Good advice I’m sure you’ll agree and it means that you are both trustworthy and lovely according to my mother because you don’t have a beard and your smile always reaches your eyes. In fact, you look as if you’re having the time of your life when you’re performing. It’s as if you’re talking to a room full of friends and I love that.
Sorry, I’m rabbiting on now instead of telling you the reason for this letter.
I wanted to say thank you. From the bottom of my heart and the heart of my bottom. Sorry. Again. I stole that line from Fry and Laurie. Do you know them? They’re my other favourites. I wrote to them as well.
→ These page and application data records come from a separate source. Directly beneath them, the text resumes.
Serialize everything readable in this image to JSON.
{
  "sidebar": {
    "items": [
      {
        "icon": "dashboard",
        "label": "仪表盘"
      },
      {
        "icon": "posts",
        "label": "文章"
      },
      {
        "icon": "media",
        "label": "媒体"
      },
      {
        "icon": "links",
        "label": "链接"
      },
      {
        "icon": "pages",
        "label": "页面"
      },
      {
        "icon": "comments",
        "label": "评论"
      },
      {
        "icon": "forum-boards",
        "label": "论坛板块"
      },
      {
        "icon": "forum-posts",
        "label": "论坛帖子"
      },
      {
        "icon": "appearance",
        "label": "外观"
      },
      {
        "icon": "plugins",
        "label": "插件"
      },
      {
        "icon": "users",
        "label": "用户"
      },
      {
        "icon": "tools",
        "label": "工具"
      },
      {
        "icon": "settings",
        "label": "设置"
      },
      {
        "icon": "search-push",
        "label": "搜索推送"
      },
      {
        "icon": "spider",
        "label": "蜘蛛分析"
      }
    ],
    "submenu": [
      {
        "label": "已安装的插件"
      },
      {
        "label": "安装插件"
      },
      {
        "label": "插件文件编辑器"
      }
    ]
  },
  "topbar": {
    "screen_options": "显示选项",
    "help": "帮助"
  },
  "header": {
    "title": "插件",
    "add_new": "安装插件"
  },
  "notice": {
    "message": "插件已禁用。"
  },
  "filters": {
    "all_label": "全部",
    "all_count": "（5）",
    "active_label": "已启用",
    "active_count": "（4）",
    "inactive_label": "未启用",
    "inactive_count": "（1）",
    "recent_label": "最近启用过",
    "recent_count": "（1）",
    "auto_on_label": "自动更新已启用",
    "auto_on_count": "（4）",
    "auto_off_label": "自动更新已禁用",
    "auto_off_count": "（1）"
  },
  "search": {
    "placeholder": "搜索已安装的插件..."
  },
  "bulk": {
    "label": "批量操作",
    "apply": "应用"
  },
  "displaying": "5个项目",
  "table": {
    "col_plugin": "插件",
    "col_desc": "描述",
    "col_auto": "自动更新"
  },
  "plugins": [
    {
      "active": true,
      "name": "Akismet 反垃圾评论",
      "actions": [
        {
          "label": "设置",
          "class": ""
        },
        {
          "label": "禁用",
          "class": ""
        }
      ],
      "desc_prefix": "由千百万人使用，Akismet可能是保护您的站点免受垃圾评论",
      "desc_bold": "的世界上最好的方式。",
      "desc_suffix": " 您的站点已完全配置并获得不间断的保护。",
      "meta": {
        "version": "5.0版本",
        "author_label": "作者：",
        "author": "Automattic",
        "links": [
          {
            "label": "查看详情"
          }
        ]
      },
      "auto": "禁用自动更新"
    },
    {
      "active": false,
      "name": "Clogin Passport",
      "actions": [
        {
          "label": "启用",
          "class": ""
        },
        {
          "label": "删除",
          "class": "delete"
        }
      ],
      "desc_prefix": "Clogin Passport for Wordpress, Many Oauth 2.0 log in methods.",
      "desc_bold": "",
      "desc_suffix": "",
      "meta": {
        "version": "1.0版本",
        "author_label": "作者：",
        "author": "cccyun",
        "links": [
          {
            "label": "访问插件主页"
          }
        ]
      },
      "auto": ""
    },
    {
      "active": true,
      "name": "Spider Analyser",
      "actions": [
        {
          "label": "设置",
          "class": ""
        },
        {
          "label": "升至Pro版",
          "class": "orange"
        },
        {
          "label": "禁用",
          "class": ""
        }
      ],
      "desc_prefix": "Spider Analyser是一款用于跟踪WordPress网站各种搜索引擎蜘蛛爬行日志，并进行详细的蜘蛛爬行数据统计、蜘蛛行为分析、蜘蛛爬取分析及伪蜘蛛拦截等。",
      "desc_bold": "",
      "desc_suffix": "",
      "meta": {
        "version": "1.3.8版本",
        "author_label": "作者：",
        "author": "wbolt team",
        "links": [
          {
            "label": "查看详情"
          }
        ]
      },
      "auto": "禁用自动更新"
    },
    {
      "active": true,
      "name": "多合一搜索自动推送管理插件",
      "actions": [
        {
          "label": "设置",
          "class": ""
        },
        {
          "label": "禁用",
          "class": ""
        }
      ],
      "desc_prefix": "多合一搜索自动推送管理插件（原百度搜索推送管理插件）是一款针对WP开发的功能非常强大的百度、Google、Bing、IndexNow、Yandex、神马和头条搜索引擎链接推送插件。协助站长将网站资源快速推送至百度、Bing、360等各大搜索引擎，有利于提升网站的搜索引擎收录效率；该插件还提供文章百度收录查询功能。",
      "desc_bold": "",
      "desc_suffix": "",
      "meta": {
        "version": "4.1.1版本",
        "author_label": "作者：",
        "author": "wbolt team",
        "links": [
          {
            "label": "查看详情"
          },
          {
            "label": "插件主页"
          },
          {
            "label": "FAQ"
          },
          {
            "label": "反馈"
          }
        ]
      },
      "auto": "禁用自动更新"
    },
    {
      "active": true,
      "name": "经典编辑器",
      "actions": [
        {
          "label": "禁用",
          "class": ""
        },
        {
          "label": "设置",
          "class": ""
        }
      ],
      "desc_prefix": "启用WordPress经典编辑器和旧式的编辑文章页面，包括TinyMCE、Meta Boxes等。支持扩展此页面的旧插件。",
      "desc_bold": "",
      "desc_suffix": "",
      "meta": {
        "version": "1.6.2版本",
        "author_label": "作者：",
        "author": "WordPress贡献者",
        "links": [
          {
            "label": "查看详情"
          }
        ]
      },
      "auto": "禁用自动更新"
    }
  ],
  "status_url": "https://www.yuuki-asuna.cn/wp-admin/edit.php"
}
Anyway, as I was saying, I wanted to thank you because you sort of saved me. That sounds a bit dramatic, doesn’t it? I do like a bit of drama but I like comedy more. I have filled my life with as much comedy as I can – I particularly love you, of course. And Blackadder. And French and Saunders. I watch everything over and over again. I memorise all the lines.
My friend and I performed your ‘Self Service’ sketch last year at the church revue. I played the Julie Walters part. I wasn’t very good and I didn’t understand half the references but I loved it. I love making people laugh. It’s a great feeling, isn’t it?
You’re brilliant at it of course and I think the way you play with words is very clever. My friends and I can’t say, ‘Malibu,’ ‘pochette,’ or ‘you’d be very middling at modelling, Madeleine’ without laughing now. Actually, that’s another thing. I’ve made some really good friends because of you – friends I can laugh with and say,
‘Hello, I’m looking for my friend, Kimberley. Have you seen her?’
Anyway, I just wanted to say thanks. For making me laugh and helping me to see the funny side of life in all the silly little things that happen. I’m going to try to keep making people laugh in some way if I can, ideally until chips come down their noses. I hope you approve. I reckon you do.
Much love and a plate of macaroons,